Aim of the task:
All records below must be retyped exactly.
--- Records Enclosed Below ---
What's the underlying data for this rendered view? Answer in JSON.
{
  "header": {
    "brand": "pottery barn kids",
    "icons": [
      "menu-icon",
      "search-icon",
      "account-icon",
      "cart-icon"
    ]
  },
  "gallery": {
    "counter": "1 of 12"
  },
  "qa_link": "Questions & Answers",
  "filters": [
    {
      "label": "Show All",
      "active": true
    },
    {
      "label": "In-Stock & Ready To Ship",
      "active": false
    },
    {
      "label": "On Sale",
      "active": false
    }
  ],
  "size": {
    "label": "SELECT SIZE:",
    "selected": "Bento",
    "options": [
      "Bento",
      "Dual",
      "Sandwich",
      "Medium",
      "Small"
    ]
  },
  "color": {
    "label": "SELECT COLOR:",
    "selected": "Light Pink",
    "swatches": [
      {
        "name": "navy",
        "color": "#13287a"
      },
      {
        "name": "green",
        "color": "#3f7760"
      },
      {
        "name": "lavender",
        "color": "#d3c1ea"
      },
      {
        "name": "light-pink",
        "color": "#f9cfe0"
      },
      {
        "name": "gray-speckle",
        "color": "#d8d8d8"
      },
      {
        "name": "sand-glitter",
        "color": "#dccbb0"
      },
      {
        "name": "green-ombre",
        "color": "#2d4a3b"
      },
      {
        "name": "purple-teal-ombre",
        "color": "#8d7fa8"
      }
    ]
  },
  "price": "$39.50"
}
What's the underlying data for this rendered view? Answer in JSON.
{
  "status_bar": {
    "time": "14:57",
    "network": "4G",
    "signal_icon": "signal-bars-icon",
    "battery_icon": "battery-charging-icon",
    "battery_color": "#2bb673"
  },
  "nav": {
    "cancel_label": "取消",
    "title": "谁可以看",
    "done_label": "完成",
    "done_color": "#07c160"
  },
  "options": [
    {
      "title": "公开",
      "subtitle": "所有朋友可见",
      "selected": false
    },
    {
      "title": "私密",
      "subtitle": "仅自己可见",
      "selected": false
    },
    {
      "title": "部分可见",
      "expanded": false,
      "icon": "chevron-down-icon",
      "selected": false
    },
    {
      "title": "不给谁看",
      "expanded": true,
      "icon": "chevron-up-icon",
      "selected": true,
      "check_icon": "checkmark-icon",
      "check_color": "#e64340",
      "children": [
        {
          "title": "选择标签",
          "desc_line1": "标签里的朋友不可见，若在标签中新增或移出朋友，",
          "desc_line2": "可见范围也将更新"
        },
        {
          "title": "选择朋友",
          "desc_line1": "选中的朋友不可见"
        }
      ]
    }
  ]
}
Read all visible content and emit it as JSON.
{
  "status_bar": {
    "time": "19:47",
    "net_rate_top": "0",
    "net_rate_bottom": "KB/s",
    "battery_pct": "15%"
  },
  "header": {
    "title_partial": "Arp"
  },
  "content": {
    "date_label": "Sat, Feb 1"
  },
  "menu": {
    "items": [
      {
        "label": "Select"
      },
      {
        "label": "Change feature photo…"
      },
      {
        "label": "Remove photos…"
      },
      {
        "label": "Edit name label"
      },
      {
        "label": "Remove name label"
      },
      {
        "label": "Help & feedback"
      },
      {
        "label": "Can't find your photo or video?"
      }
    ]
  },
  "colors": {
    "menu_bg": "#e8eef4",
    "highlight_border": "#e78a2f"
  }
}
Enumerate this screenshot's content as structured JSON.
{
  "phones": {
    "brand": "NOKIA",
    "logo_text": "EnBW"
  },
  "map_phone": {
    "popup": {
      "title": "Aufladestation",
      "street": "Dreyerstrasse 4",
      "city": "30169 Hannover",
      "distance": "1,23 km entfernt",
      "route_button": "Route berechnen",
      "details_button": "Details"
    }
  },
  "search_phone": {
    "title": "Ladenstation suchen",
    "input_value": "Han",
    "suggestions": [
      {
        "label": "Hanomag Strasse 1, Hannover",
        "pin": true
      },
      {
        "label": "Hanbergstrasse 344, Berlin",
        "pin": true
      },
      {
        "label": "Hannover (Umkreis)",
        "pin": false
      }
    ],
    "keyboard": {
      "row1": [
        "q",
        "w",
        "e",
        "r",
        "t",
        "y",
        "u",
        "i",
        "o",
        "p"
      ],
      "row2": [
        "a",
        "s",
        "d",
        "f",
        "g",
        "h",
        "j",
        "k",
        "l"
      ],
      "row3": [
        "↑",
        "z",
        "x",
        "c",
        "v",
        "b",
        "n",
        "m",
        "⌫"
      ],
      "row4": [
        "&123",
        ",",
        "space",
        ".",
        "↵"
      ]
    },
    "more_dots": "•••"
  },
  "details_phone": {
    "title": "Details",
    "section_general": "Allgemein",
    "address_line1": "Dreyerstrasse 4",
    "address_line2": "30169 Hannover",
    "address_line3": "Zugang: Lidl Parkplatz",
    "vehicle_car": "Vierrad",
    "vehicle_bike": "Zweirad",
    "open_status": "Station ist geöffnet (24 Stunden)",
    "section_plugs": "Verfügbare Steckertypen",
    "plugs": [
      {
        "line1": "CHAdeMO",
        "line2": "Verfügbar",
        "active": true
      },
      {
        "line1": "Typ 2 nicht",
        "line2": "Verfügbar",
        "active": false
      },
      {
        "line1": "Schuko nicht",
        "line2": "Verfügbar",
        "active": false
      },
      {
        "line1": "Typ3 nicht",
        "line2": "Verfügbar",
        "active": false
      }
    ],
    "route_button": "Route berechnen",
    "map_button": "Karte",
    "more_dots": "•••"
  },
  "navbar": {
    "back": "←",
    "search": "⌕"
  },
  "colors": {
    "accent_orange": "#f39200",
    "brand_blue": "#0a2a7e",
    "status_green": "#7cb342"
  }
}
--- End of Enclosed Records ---
Answer box:
What's the underlying data for this rendered view? Answer in JSON.
{
  "header": {
    "brand": "pottery barn kids",
    "icons": [
      "menu-icon",
      "search-icon",
      "account-icon",
      "cart-icon"
    ]
  },
  "gallery": {
    "counter": "1 of 12"
  },
  "qa_link": "Questions & Answers",
  "filters": [
    {
      "label": "Show All",
      "active": true
    },
    {
      "label": "In-Stock & Ready To Ship",
      "active": false
    },
    {
      "label": "On Sale",
      "active": false
    }
  ],
  "size": {
    "label": "SELECT SIZE:",
    "selected": "Bento",
    "options": [
      "Bento",
      "Dual",
      "Sandwich",
      "Medium",
      "Small"
    ]
  },
  "color": {
    "label": "SELECT COLOR:",
    "selected": "Light Pink",
    "swatches": [
      {
        "name": "navy",
        "color": "#13287a"
      },
      {
        "name": "green",
        "color": "#3f7760"
      },
      {
        "name": "lavender",
        "color": "#d3c1ea"
      },
      {
        "name": "light-pink",
        "color": "#f9cfe0"
      },
      {
        "name": "gray-speckle",
        "color": "#d8d8d8"
      },
      {
        "name": "sand-glitter",
        "color": "#dccbb0"
      },
      {
        "name": "green-ombre",
        "color": "#2d4a3b"
      },
      {
        "name": "purple-teal-ombre",
        "color": "#8d7fa8"
      }
    ]
  },
  "price": "$39.50"
}
What's the underlying data for this rendered view? Answer in JSON.
{
  "status_bar": {
    "time": "14:57",
    "network": "4G",
    "signal_icon": "signal-bars-icon",
    "battery_icon": "battery-charging-icon",
    "battery_color": "#2bb673"
  },
  "nav": {
    "cancel_label": "取消",
    "title": "谁可以看",
    "done_label": "完成",
    "done_color": "#07c160"
  },
  "options": [
    {
      "title": "公开",
      "subtitle": "所有朋友可见",
      "selected": false
    },
    {
      "title": "私密",
      "subtitle": "仅自己可见",
      "selected": false
    },
    {
      "title": "部分可见",
      "expanded": false,
      "icon": "chevron-down-icon",
      "selected": false
    },
    {
      "title": "不给谁看",
      "expanded": true,
      "icon": "chevron-up-icon",
      "selected": true,
      "check_icon": "checkmark-icon",
      "check_color": "#e64340",
      "children": [
        {
          "title": "选择标签",
          "desc_line1": "标签里的朋友不可见，若在标签中新增或移出朋友，",
          "desc_line2": "可见范围也将更新"
        },
        {
          "title": "选择朋友",
          "desc_line1": "选中的朋友不可见"
        }
      ]
    }
  ]
}
Read all visible content and emit it as JSON.
{
  "status_bar": {
    "time": "19:47",
    "net_rate_top": "0",
    "net_rate_bottom": "KB/s",
    "battery_pct": "15%"
  },
  "header": {
    "title_partial": "Arp"
  },
  "content": {
    "date_label": "Sat, Feb 1"
  },
  "menu": {
    "items": [
      {
        "label": "Select"
      },
      {
        "label": "Change feature photo…"
      },
      {
        "label": "Remove photos…"
      },
      {
        "label": "Edit name label"
      },
      {
        "label": "Remove name label"
      },
      {
        "label": "Help & feedback"
      },
      {
        "label": "Can't find your photo or video?"
      }
    ]
  },
  "colors": {
    "menu_bg": "#e8eef4",
    "highlight_border": "#e78a2f"
  }
}
Enumerate this screenshot's content as structured JSON.
{
  "phones": {
    "brand": "NOKIA",
    "logo_text": "EnBW"
  },
  "map_phone": {
    "popup": {
      "title": "Aufladestation",
      "street": "Dreyerstrasse 4",
      "city": "30169 Hannover",
      "distance": "1,23 km entfernt",
      "route_button": "Route berechnen",
      "details_button": "Details"
    }
  },
  "search_phone": {
    "title": "Ladenstation suchen",
    "input_value": "Han",
    "suggestions": [
      {
        "label": "Hanomag Strasse 1, Hannover",
        "pin": true
      },
      {
        "label": "Hanbergstrasse 344, Berlin",
        "pin": true
      },
      {
        "label": "Hannover (Umkreis)",
        "pin": false
      }
    ],
    "keyboard": {
      "row1": [
        "q",
        "w",
        "e",
        "r",
        "t",
        "y",
        "u",
        "i",
        "o",
        "p"
      ],
      "row2": [
        "a",
        "s",
        "d",
        "f",
        "g",
        "h",
        "j",
        "k",
        "l"
      ],
      "row3": [
        "↑",
        "z",
        "x",
        "c",
        "v",
        "b",
        "n",
        "m",
        "⌫"
      ],
      "row4": [
        "&123",
        ",",
        "space",
        ".",
        "↵"
      ]
    },
    "more_dots": "•••"
  },
  "details_phone": {
    "title": "Details",
    "section_general": "Allgemein",
    "address_line1": "Dreyerstrasse 4",
    "address_line2": "30169 Hannover",
    "address_line3": "Zugang: Lidl Parkplatz",
    "vehicle_car": "Vierrad",
    "vehicle_bike": "Zweirad",
    "open_status": "Station ist geöffnet (24 Stunden)",
    "section_plugs": "Verfügbare Steckertypen",
    "plugs": [
      {
        "line1": "CHAdeMO",
        "line2": "Verfügbar",
        "active": true
      },
      {
        "line1": "Typ 2 nicht",
        "line2": "Verfügbar",
        "active": false
      },
      {
        "line1": "Schuko nicht",
        "line2": "Verfügbar",
        "active": false
      },
      {
        "line1": "Typ3 nicht",
        "line2": "Verfügbar",
        "active": false
      }
    ],
    "route_button": "Route berechnen",
    "map_button": "Karte",
    "more_dots": "•••"
  },
  "navbar": {
    "back": "←",
    "search": "⌕"
  },
  "colors": {
    "accent_orange": "#f39200",
    "brand_blue": "#0a2a7e",
    "status_green": "#7cb342"
  }
}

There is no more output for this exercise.